My own research into Shelf history has brought me into contact with documents and deeds concerning many aspects of the township story. The task in the near future will be to marshal these into date and topic order and then present a balanced account. The Township Books on local government, and their analysis by Frank Barrett, I have already mentioned. The Savile family of Thornhill, Dewsbury, were Lords of the Manor of Shelf for many centuries, and indeed into the present century, and these manorial records will be important. Between 1969 and 1970 the Yorkshire Estate Records of the Saviles were deposited in the Dewsbury Central Library, and I shall be sifting the Shelf references. Some of the Savile records are in the Estate Office in Thornhill, while others are in County Records in Nottingham. Linked with the particular references of Shelf Manor will come more general references in the Wakefield Manor records. For criminal offences Shelf was in the Graveship of Brighouse, along with nine other townships. Courts were held twice yearly in Brighouse and the Township Constables were appointed annually. Here again the Wakfield Manor Court Rolls will be valuable.

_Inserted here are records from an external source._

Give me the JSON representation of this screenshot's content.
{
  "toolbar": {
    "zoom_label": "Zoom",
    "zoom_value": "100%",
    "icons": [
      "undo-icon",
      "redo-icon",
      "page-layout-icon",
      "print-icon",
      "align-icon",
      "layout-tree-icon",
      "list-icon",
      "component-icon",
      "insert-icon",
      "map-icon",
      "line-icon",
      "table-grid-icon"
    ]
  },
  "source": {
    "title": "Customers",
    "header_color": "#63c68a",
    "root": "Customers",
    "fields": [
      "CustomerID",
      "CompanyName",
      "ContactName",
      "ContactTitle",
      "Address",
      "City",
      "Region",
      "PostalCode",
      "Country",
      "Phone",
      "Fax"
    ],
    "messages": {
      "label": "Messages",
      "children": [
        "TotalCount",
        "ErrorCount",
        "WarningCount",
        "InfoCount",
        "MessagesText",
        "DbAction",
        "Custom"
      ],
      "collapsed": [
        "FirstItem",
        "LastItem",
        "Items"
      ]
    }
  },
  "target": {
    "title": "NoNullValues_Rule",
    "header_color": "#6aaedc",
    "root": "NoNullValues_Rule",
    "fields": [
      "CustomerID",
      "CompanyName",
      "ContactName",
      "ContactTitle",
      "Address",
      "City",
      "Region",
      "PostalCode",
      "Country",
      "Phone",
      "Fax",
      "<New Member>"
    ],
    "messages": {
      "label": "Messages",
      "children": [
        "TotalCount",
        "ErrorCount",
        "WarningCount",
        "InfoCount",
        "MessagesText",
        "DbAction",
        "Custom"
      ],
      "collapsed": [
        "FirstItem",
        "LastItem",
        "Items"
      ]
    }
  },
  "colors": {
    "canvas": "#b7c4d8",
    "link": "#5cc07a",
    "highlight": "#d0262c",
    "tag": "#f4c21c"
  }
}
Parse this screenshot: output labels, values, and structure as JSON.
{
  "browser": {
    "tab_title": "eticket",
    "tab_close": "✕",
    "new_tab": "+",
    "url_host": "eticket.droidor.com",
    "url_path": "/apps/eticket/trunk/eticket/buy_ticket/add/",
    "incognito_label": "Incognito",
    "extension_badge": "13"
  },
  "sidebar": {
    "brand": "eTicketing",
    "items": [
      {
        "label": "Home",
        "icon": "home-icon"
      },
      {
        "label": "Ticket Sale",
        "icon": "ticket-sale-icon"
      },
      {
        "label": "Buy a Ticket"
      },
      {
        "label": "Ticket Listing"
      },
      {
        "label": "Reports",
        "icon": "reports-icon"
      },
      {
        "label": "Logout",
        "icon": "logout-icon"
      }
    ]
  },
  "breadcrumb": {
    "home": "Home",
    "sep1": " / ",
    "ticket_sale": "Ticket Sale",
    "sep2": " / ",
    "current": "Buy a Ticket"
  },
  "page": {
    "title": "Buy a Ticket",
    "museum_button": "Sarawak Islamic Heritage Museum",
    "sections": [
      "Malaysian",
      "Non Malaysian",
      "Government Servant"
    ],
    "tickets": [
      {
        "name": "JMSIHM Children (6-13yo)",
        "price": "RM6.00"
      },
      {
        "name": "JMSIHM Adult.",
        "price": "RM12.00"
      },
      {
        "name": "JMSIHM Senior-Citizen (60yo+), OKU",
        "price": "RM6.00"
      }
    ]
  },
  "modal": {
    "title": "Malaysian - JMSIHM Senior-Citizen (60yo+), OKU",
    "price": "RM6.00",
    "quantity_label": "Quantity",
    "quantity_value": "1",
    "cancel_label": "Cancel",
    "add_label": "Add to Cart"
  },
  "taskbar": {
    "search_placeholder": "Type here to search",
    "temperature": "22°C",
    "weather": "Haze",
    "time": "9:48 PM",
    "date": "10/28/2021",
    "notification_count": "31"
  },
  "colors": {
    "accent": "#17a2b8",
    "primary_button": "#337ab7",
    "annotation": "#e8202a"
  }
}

Individual farmsteads are proving useful in providing records of agricultural economy and practices. The deeds and documents of Carr House Farm date back to A.D. 1600, and the owner has kindly placed these at my disposal. I am indebted to Mr. Sam Jagger for this and hope that other old farms will have similar documents. The Land Registry at Wakefield will be another source of information regarding the purchase and transfer of lands in Shelf, as will the County Record Office for Land Tax records, Quarter Sessions material and a variety of other source materials.
4. In Conclusion
Frustrating as research can be, there is nevertheless always something to stimulate curiosity and whet the appetite. Heckden, for example, was a relatively important locality in Shelf in the Middle Ages, but cannot now be identified. It appeared as Heckedenbanc in 1286, and Hekedeyn in 1487, probably deriving from an Old English word meaning 'hatch' or 'gate'. Just how and why the name vanished from local records remains a mystery.
Sometimes, out of general obscurity, an individual family or locality emerges with great clarity. In the 17th century, when Shelf was experiencing an increase in population and wealth, Samuel Wade was a thriving yeoman clothier, living at High Bentley. On his death in 1693 he left goods to the value of £148: of this total £53 was accounted for by Kersey cloths, but more remarkably he was owed £400 for cloth in the hands of a London merchant.3
Coal mines have been recorded in the township since the 1500s at least, but leases and legal papers of the 18th and 19th centuries reveal how the local ironfounders exploited the reserves of coal and ironstone much more systematically, and also how disputes developed over the mineral rights on the unenclosed sections of Shelf Moor. Paradoxically each discovery opens up new topics, inviting the researcher to follow every ramification of the subject. At the moment I am travelling hopefully, but I look forward to the day when I 'arrive' with a 'History of Shelf, whatever its shortcomings, and however imperfect it may be.
© 1986, Cyril Metcalfe and The Bradford Antiquary